24 relations: A priori and a posteriori, Ad hoc network, Ad hoc testing, Ad infinitum, Ad libitum, Adhocracy, Cherry picking, Communication protocol, Confirmation bias, Equation, Falsifiability, House rule, Hypothesis, Inductive reasoning, List of Latin phrases, Merriam-Webster, Perseus, Philosophy, Russell's teapot, Science, Scientific theory, Skeptical movement, The Chicago Manual of Style, Theory.
The Latin phrases a priori ("from the earlier") and a posteriori ("from the latter") are philosophical terms of art popularized by Immanuel Kant's Critique of Pure Reason (first published in 1781, second edition in 1787), one of the most influential works in the history of philosophy.
An ad hoc network refers to technologies that allow network communications on an ad hoc basis.
Ad hoc testing is a commonly used term for software testing performed without planning and documentation, but can be applied to early scientific experimental studies.
Ad infinitum is a Latin phrase meaning "to infinity" or "forevermore".
Ad libitum is Latin for "at one's pleasure" or "as you desire"; it is often shortened to "ad lib" (as an adjective or adverb) or "ad-lib" (as a verb or noun).
Adhocracy is a flexible, adaptable and informal form of organization that is defined by a lack of formal structure.
Cherry picking, suppressing evidence, or the fallacy of incomplete evidence is the act of pointing to individual cases or data that seem to confirm a particular position while ignoring a significant portion of related cases or data that may contradict that position.
In telecommunication, a communication protocol is a system of rules that allow two or more entities of a communications system to transmit information via any kind of variation of a physical quantity.
Confirmation bias, also called confirmatory bias or myside bias,David Perkins, a professor and researcher at the Harvard Graduate School of Education, coined the term "myside bias" referring to a preference for "my" side of an issue.
In mathematics, an equation is a statement of an equality containing one or more variables.
A statement, hypothesis, or theory has falsifiability (or is falsifiable) if it can logically be proven false by contradicting it with a basic statement.
House rules are modifications to the provided rules of games that are adopted by individual groups of players.
A hypothesis (plural hypotheses) is a proposed explanation for a phenomenon.
Inductive reasoning (as opposed to ''deductive'' reasoning or ''abductive'' reasoning) is a method of reasoning in which the premises are viewed as supplying some evidence for the truth of the conclusion.
This page lists direct English translations of common Latin phrases, such as veni, vidi, vici and et cetera.
Merriam–Webster, Incorporated is an American company that publishes reference books which is especially known for its dictionaries.
In Greek mythology, Perseus (Περσεύς) is the legendary founder of Mycenae and of the Perseid dynasty, who, alongside Cadmus and Bellerophon, was the greatest Greek hero and slayer of monsters before the days of Heracles.

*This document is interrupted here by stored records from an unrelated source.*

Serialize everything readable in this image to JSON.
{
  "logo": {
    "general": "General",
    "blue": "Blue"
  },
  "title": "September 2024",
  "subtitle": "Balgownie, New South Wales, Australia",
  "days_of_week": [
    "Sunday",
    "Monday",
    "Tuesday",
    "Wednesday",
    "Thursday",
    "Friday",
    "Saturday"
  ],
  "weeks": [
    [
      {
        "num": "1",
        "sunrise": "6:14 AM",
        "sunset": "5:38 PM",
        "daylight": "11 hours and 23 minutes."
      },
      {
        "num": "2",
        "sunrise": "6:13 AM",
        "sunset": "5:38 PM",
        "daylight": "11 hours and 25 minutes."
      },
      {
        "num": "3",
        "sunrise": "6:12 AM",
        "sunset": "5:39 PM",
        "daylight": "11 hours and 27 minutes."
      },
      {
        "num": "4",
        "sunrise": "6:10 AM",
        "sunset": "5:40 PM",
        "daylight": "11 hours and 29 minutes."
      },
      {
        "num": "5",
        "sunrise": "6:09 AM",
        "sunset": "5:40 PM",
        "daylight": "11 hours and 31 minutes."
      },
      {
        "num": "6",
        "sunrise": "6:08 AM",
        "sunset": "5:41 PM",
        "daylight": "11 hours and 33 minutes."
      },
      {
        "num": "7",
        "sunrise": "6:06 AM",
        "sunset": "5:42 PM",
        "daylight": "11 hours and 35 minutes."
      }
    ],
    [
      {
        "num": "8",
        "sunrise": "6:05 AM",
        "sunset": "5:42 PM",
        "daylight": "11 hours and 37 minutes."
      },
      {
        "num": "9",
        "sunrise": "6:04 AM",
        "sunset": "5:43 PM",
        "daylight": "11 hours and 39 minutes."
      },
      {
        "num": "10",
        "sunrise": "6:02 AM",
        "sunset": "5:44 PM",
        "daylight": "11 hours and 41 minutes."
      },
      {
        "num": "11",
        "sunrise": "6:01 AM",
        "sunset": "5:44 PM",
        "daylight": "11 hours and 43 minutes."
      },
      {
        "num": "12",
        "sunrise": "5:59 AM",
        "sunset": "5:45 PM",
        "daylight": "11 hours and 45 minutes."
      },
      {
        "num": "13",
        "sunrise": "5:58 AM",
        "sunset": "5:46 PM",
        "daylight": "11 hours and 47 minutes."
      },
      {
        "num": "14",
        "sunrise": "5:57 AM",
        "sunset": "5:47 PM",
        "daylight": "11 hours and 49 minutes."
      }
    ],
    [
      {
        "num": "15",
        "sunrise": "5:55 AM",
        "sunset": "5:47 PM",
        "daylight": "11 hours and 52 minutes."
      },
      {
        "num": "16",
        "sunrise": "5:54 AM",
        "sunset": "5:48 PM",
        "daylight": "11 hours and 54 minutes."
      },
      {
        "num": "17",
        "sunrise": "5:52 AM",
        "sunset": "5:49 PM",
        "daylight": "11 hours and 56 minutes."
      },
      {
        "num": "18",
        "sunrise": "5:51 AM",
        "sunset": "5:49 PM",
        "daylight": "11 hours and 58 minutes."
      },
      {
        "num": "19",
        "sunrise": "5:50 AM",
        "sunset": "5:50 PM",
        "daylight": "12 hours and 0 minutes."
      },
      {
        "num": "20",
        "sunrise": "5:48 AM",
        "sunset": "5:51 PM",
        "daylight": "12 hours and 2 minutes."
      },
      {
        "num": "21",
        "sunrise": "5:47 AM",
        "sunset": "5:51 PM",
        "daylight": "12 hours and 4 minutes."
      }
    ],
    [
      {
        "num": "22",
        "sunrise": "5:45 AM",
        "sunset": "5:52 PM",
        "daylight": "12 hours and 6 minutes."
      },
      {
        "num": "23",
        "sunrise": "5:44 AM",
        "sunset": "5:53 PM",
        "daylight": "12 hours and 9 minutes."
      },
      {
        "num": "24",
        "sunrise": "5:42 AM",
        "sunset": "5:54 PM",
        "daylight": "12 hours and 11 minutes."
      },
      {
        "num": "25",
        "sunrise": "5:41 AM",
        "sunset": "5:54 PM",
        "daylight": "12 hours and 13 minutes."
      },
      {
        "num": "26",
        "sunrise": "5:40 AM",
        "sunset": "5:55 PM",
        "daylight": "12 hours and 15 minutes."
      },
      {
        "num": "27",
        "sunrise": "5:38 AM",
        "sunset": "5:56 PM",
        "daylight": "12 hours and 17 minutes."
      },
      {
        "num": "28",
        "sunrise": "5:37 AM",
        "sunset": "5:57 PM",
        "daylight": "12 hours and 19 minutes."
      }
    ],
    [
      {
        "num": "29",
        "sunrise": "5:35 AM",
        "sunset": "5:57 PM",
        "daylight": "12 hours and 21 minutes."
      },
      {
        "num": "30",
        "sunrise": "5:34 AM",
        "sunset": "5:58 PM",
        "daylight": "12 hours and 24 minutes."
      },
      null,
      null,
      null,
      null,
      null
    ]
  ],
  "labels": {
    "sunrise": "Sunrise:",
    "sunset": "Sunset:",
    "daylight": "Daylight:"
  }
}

Philosophy (from Greek φιλοσοφία, philosophia, literally "love of wisdom") is the study of general and fundamental problems concerning matters such as existence, knowledge, values, reason, mind, and language.
Russell's teapot is an analogy, formulated by the philosopher Bertrand Russell (1872–1970), to illustrate that the philosophic burden of proof lies upon a person making unfalsifiable claims, rather than shifting the burden of disproof to others.
R. P. Feynman, The Feynman Lectures on Physics, Vol.1, Chaps.1,2,&3.
A scientific theory is an explanation of an aspect of the natural world that can be repeatedly tested, in accordance with the scientific method, using a predefined protocol of observation and experiment.
The skeptical movement (also spelled sceptical) is a modern social movement based on the idea of scientific skepticism (also called rational skepticism).
The Chicago Manual of Style (abbreviated in writing as CMOS or CMS, or sometimes as Chicago) is a style guide for American English published since 1906 by the University of Chicago Press.
A theory is a contemplative and rational type of abstract or generalizing thinking, or the results of such thinking.